In a contrasting yet complementary manner, we also incorporated “over-under” style intervals, in which the recovery blocks between sets were limited, therefore not allowing lactate levels to return to baseline. Whilst peak lactate levels were not reached in the first set, the aim of the session was to begin each interval with a progressively elevated lactate level to then reach its peak in the final moments of the final set.
PACING STRATEGY FOR THE NATIONAL TIME TRIAL CHAMPIONSHIPS
With no sight of an end to Melbourne lockdown on the horizon, we needed to think creatively to best prepare for a very diverse Nationals Time Trial course.
Generally, a time trial course in Australia is a relatively flat, out and back course, however the Nationals TT course has a bit of everything, with varying gradients and technical aspects making a pacing strategy increasingly important.
In prior years, we would have made the trip out to regional Victoria to recon the course, but having INSCYD up our sleeve this time round, I assured Sarah that we’d be able to refine our pacing strategy even more perfectly, exclusively using the test results, my coaching and her at-home ergo.
“Having INSCYD up our sleeve, I assured Sarah that we’d be able to refine our pacing strategy even more perfectly”
The 28km course was broken down into 12 segments, and a workout file was created from the Lactate: recovery & accumulation chart which provided an informed decision on power outputs throughout to provide an optimised race simulation. Due to the varying nature of the course, with gradients of up to 15%, the pacing strategy was very aggressive, so it was important to give Sarah the trials and the science leading into the event to build confidence that she could do it.
It takes a lot of commitment to go so far over your threshold a mere 1.7km into a forty minute time trial. Using the chart, I explained to Sarah that the course required her to reach 10mmol/l above her baseline in two key sectors of each lap, both when summiting each of the key climbs.
For such an important event, which was not only prestigious but was also a stepping stone to selection for the Tokyo Olympics, rehearsal was the piece of the performance package that was going to provide us with the biggest return.
I am pleased to report that Sarah was successful in her defence of the National TT title, perfectly executing what she had already achieved in her training trials in the months prior.
She not only came away with the green and gold stripes, but also knocked off two minutes from her time in 2020, and was later selected for the Tokyo Olympics.
I am a very proud coach and we are both glad to have used the INSYCD technology!
Dylan Lindsey is a sport scientist with 10+ years of experience with racing at the highest level Australia has to offer.

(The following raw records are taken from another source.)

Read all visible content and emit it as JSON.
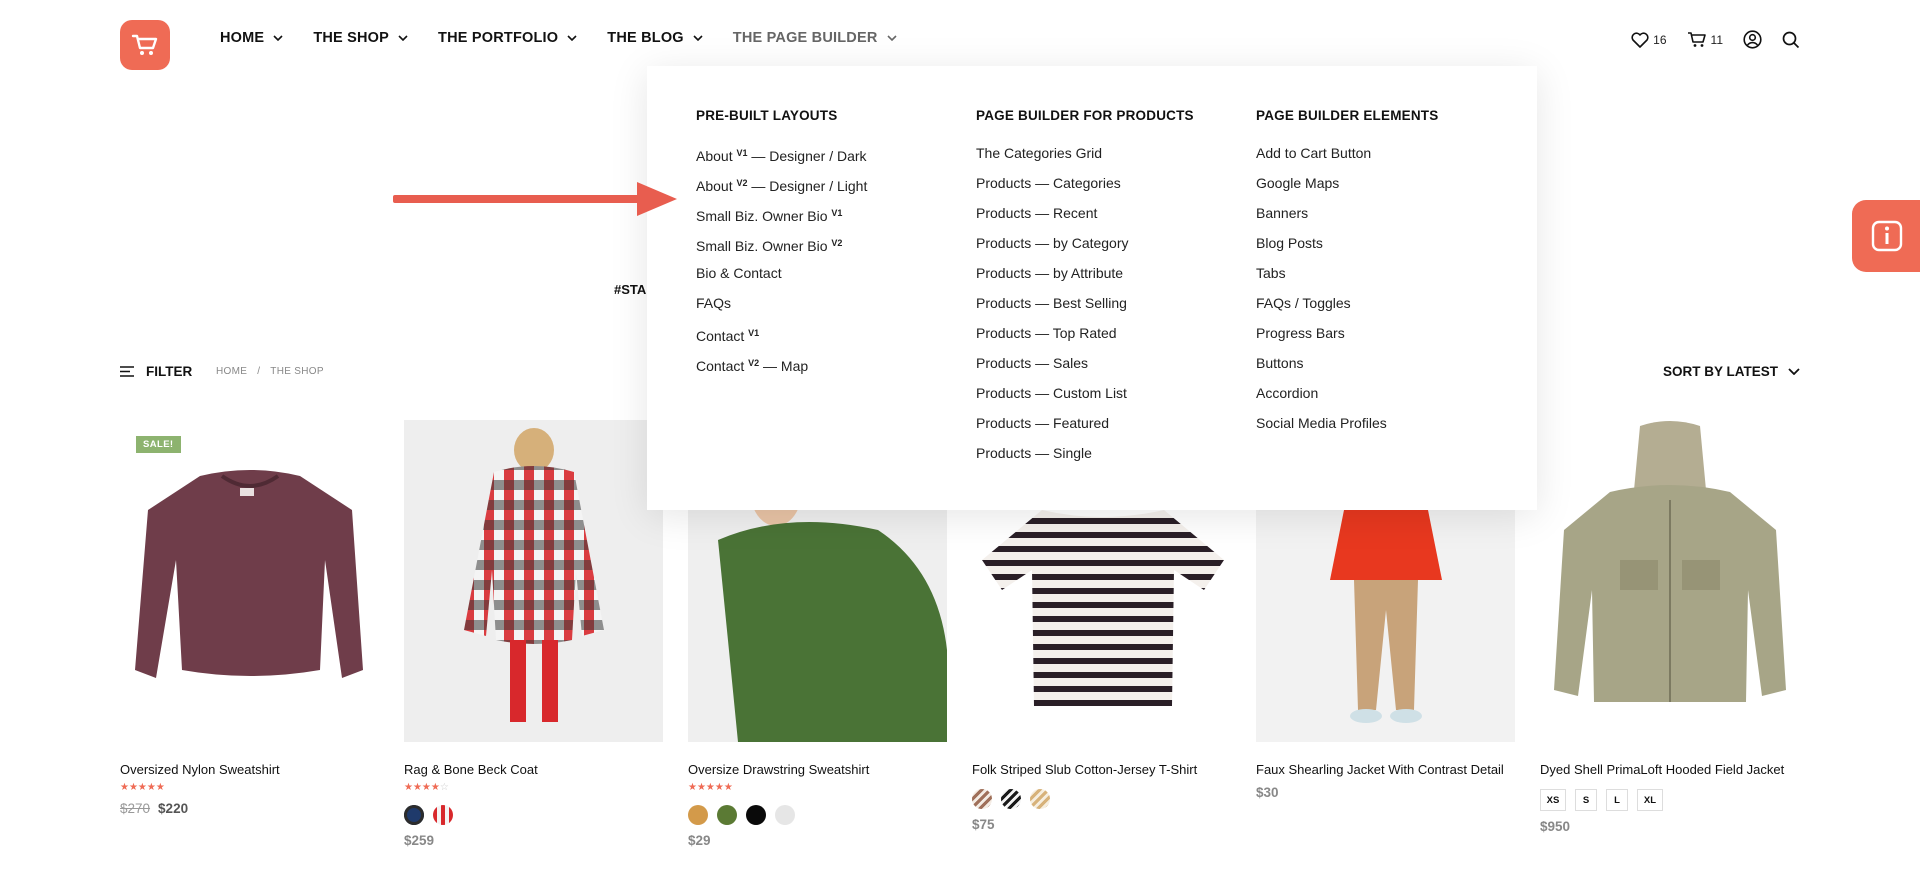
{
  "nav": {
    "items": [
      {
        "label": "HOME"
      },
      {
        "label": "THE SHOP"
      },
      {
        "label": "THE PORTFOLIO"
      },
      {
        "label": "THE BLOG"
      },
      {
        "label": "THE PAGE BUILDER"
      }
    ]
  },
  "header": {
    "wishlist_count": "16",
    "cart_count": "11"
  },
  "mega_menu": {
    "columns": [
      {
        "title": "PRE-BUILT LAYOUTS",
        "items": [
          {
            "text": "About ",
            "sup": "V1",
            "after": " — Designer / Dark"
          },
          {
            "text": "About ",
            "sup": "V2",
            "after": " — Designer / Light"
          },
          {
            "text": "Small Biz. Owner Bio ",
            "sup": "V1",
            "after": ""
          },
          {
            "text": "Small Biz. Owner Bio ",
            "sup": "V2",
            "after": ""
          },
          {
            "text": "Bio & Contact",
            "sup": "",
            "after": ""
          },
          {
            "text": "FAQs",
            "sup": "",
            "after": ""
          },
          {
            "text": "Contact ",
            "sup": "V1",
            "after": ""
          },
          {
            "text": "Contact ",
            "sup": "V2",
            "after": " — Map"
          }
        ]
      },
      {
        "title": "PAGE BUILDER FOR PRODUCTS",
        "items": [
          {
            "text": "The Categories Grid"
          },
          {
            "text": "Products — Categories"
          },
          {
            "text": "Products — Recent"
          },
          {
            "text": "Products — by Category"
          },
          {
            "text": "Products — by Attribute"
          },
          {
            "text": "Products — Best Selling"
          },
          {
            "text": "Products — Top Rated"
          },
          {
            "text": "Products — Sales"
          },
          {
            "text": "Products — Custom List"
          },
          {
            "text": "Products — Featured"
          },
          {
            "text": "Products — Single"
          }
        ]
      },
      {
        "title": "PAGE BUILDER ELEMENTS",
        "items": [
          {
            "text": "Add to Cart Button"
          },
          {
            "text": "Google Maps"
          },
          {
            "text": "Banners"
          },
          {
            "text": "Blog Posts"
          },
          {
            "text": "Tabs"
          },
          {
            "text": "FAQs / Toggles"
          },
          {
            "text": "Progress Bars"
          },
          {
            "text": "Buttons"
          },
          {
            "text": "Accordion"
          },
          {
            "text": "Social Media Profiles"
          }
        ]
      }
    ]
  },
  "tag_partial": "#STA",
  "filter": {
    "label": "FILTER"
  },
  "breadcrumb": {
    "home": "HOME",
    "sep": "/",
    "current": "THE SHOP"
  },
  "sort": {
    "label": "SORT BY LATEST"
  },
  "products": [
    {
      "name": "Oversized Nylon Sweatshirt",
      "badge": "SALE!",
      "rating": 5,
      "old_price": "$270",
      "price": "$220"
    },
    {
      "name": "Rag & Bone Beck Coat",
      "rating": 4,
      "price": "$259"
    },
    {
      "name": "Oversize Drawstring Sweatshirt",
      "rating": 5,
      "price": "$29"
    },
    {
      "name": "Folk Striped Slub Cotton-Jersey T-Shirt",
      "price": "$75"
    },
    {
      "name": "Faux Shearling Jacket With Contrast Detail",
      "price": "$30"
    },
    {
      "name": "Dyed Shell PrimaLoft Hooded Field Jacket",
      "price": "$950",
      "sizes": [
        "XS",
        "S",
        "L",
        "XL"
      ]
    }
  ],
  "colors": {
    "accent": "#ef6b55",
    "sale_badge": "#8db36f"
  }
}
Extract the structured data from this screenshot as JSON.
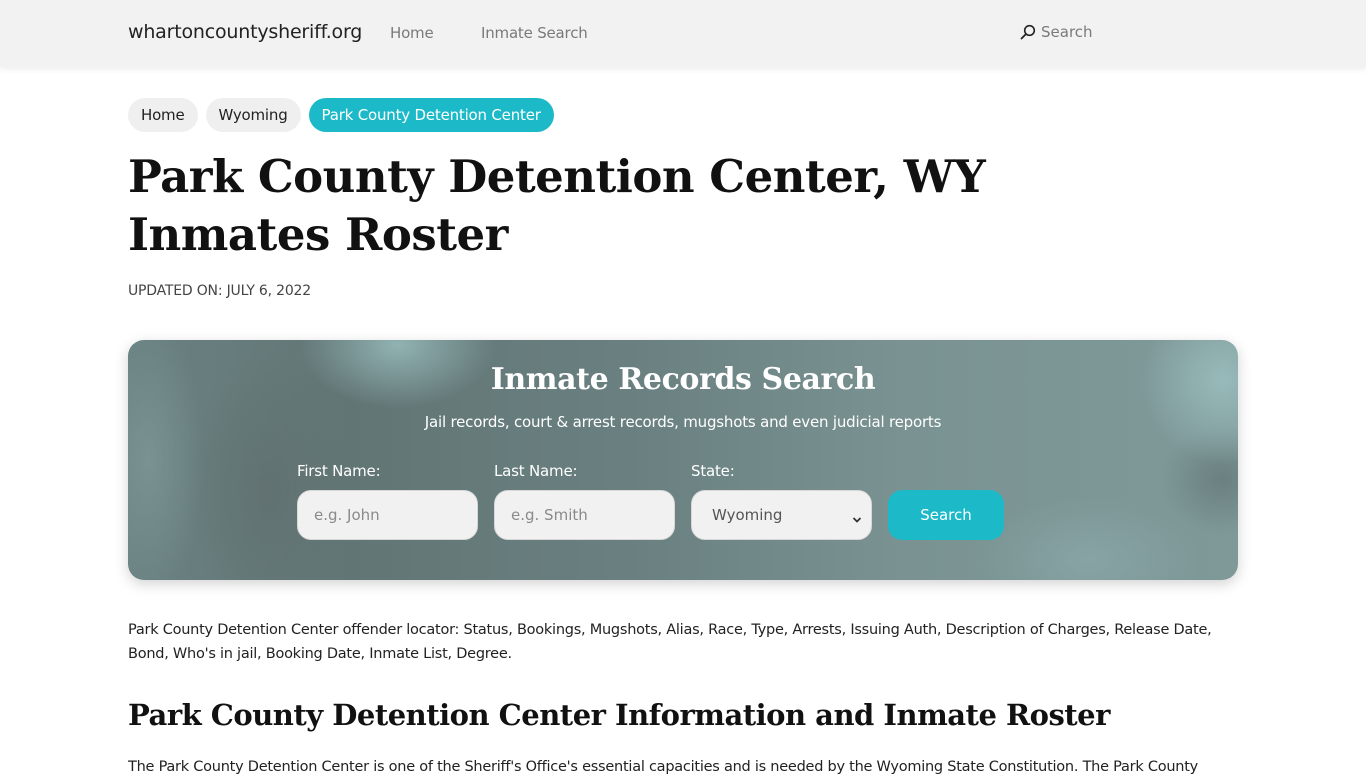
{
  "navbar": {
    "brand": "whartoncountysheriff.org",
    "links": [
      {
        "label": "Home"
      },
      {
        "label": "Inmate Search"
      }
    ],
    "search_label": "Search",
    "search_icon": "search-icon"
  },
  "breadcrumb": [
    {
      "label": "Home"
    },
    {
      "label": "Wyoming"
    },
    {
      "label": "Park County Detention Center",
      "active": true
    }
  ],
  "page": {
    "title": "Park County Detention Center, WY Inmates Roster",
    "updated": "UPDATED ON: JULY 6, 2022"
  },
  "search_card": {
    "title": "Inmate Records Search",
    "subtitle": "Jail records, court & arrest records, mugshots and even judicial reports",
    "first_name": {
      "label": "First Name:",
      "placeholder": "e.g. John",
      "value": ""
    },
    "last_name": {
      "label": "Last Name:",
      "placeholder": "e.g. Smith",
      "value": ""
    },
    "state": {
      "label": "State:",
      "selected": "Wyoming"
    },
    "button_label": "Search"
  },
  "content": {
    "intro": "Park County Detention Center offender locator: Status, Bookings, Mugshots, Alias, Race, Type, Arrests, Issuing Auth, Description of Charges, Release Date, Bond, Who's in jail, Booking Date, Inmate List, Degree.",
    "section_heading": "Park County Detention Center Information and Inmate Roster",
    "section_body": "The Park County Detention Center is one of the Sheriff's Office's essential capacities and is needed by the Wyoming State Constitution. The Park County"
  },
  "colors": {
    "accent": "#1cbac8",
    "navbar_bg": "#f2f2f2",
    "card_bg": "#6b8282"
  }
}
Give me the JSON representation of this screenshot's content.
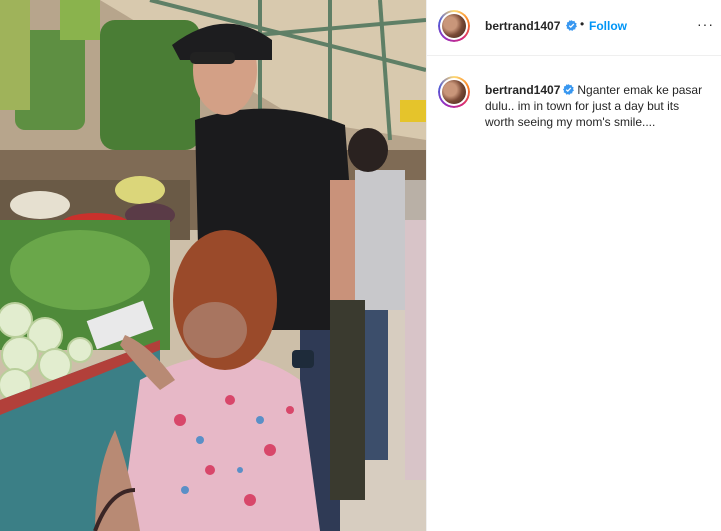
{
  "post": {
    "photo_alt": "",
    "author": {
      "username": "bertrand1407",
      "verified": true,
      "avatar_icon": "profile-avatar"
    },
    "header": {
      "separator": "•",
      "follow_label": "Follow",
      "more_label": "···"
    },
    "caption": {
      "username": "bertrand1407",
      "text": "Nganter emak ke pasar dulu.. im in town for just a day but its worth seeing my mom's smile...."
    },
    "colors": {
      "follow": "#0095f6",
      "verified": "#3897f0",
      "text": "#262626",
      "divider": "#efefef"
    }
  }
}
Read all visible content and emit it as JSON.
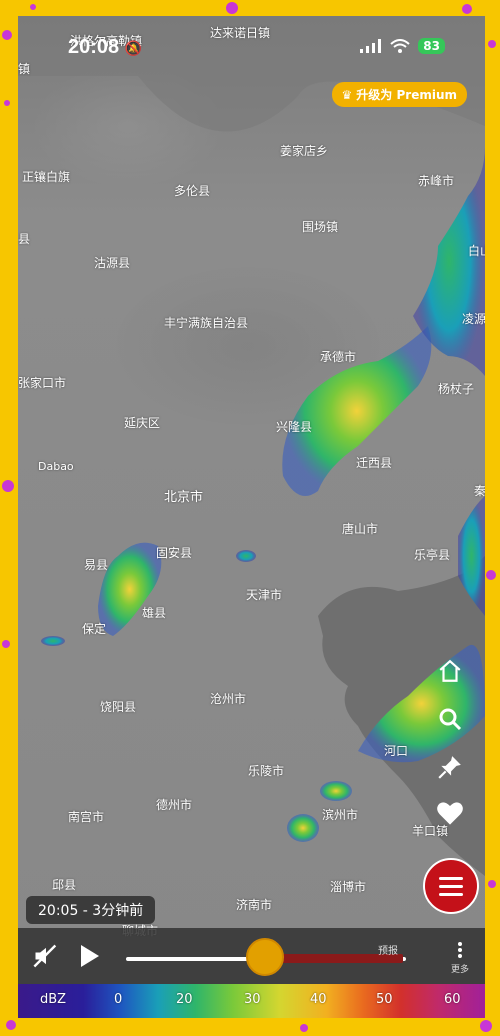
{
  "status_bar": {
    "time": "20:08",
    "battery": "83"
  },
  "premium_button": {
    "label": "升级为 Premium"
  },
  "map_labels": [
    {
      "id": "hongger",
      "text": "洪格尔高勒镇"
    },
    {
      "id": "dalai",
      "text": "达来诺日镇"
    },
    {
      "id": "zhen",
      "text": "镇"
    },
    {
      "id": "jiangjia",
      "text": "姜家店乡"
    },
    {
      "id": "zhengxiang",
      "text": "正镶白旗"
    },
    {
      "id": "duolun",
      "text": "多伦县"
    },
    {
      "id": "chifeng",
      "text": "赤峰市"
    },
    {
      "id": "xian1",
      "text": "县"
    },
    {
      "id": "weichang",
      "text": "围场镇"
    },
    {
      "id": "baishan",
      "text": "白山"
    },
    {
      "id": "guyuan",
      "text": "沽源县"
    },
    {
      "id": "fengning",
      "text": "丰宁满族自治县"
    },
    {
      "id": "lingyuan",
      "text": "凌源"
    },
    {
      "id": "chengde",
      "text": "承德市"
    },
    {
      "id": "zhangjiakou",
      "text": "张家口市"
    },
    {
      "id": "yangzhangzi",
      "text": "杨杖子"
    },
    {
      "id": "yanqing",
      "text": "延庆区"
    },
    {
      "id": "xinglong",
      "text": "兴隆县"
    },
    {
      "id": "qianxi",
      "text": "迁西县"
    },
    {
      "id": "dabao",
      "text": "Dabao"
    },
    {
      "id": "beijing",
      "text": "北京市"
    },
    {
      "id": "qin",
      "text": "秦"
    },
    {
      "id": "tangshan",
      "text": "唐山市"
    },
    {
      "id": "yixian",
      "text": "易县"
    },
    {
      "id": "guan",
      "text": "固安县"
    },
    {
      "id": "laoting",
      "text": "乐亭县"
    },
    {
      "id": "tianjin",
      "text": "天津市"
    },
    {
      "id": "xiongxian",
      "text": "雄县"
    },
    {
      "id": "baoding",
      "text": "保定"
    },
    {
      "id": "cangzhou",
      "text": "沧州市"
    },
    {
      "id": "raoyang",
      "text": "饶阳县"
    },
    {
      "id": "hekou",
      "text": "河口"
    },
    {
      "id": "leling",
      "text": "乐陵市"
    },
    {
      "id": "dezhou",
      "text": "德州市"
    },
    {
      "id": "nangong",
      "text": "南宫市"
    },
    {
      "id": "binzhou",
      "text": "滨州市"
    },
    {
      "id": "yangkou",
      "text": "羊口镇"
    },
    {
      "id": "qiuxian",
      "text": "邱县"
    },
    {
      "id": "zibo",
      "text": "淄博市"
    },
    {
      "id": "jinan",
      "text": "济南市"
    },
    {
      "id": "liaocheng",
      "text": "聊城市"
    }
  ],
  "timestamp": "20:05 - 3分钟前",
  "player": {
    "forecast_label": "预报",
    "more_label": "更多",
    "progress_fraction": 0.49
  },
  "scale": {
    "unit": "dBZ",
    "ticks": [
      "0",
      "20",
      "30",
      "40",
      "50",
      "60"
    ]
  },
  "colors": {
    "premium": "#f2b100",
    "menu": "#c41119",
    "thumb": "#e2a000",
    "forecast": "#8b1a1a"
  }
}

Learn more about Dylan and his Pinnacle Performance Coaching business via www.pinnacleperformancecc.com/inscyd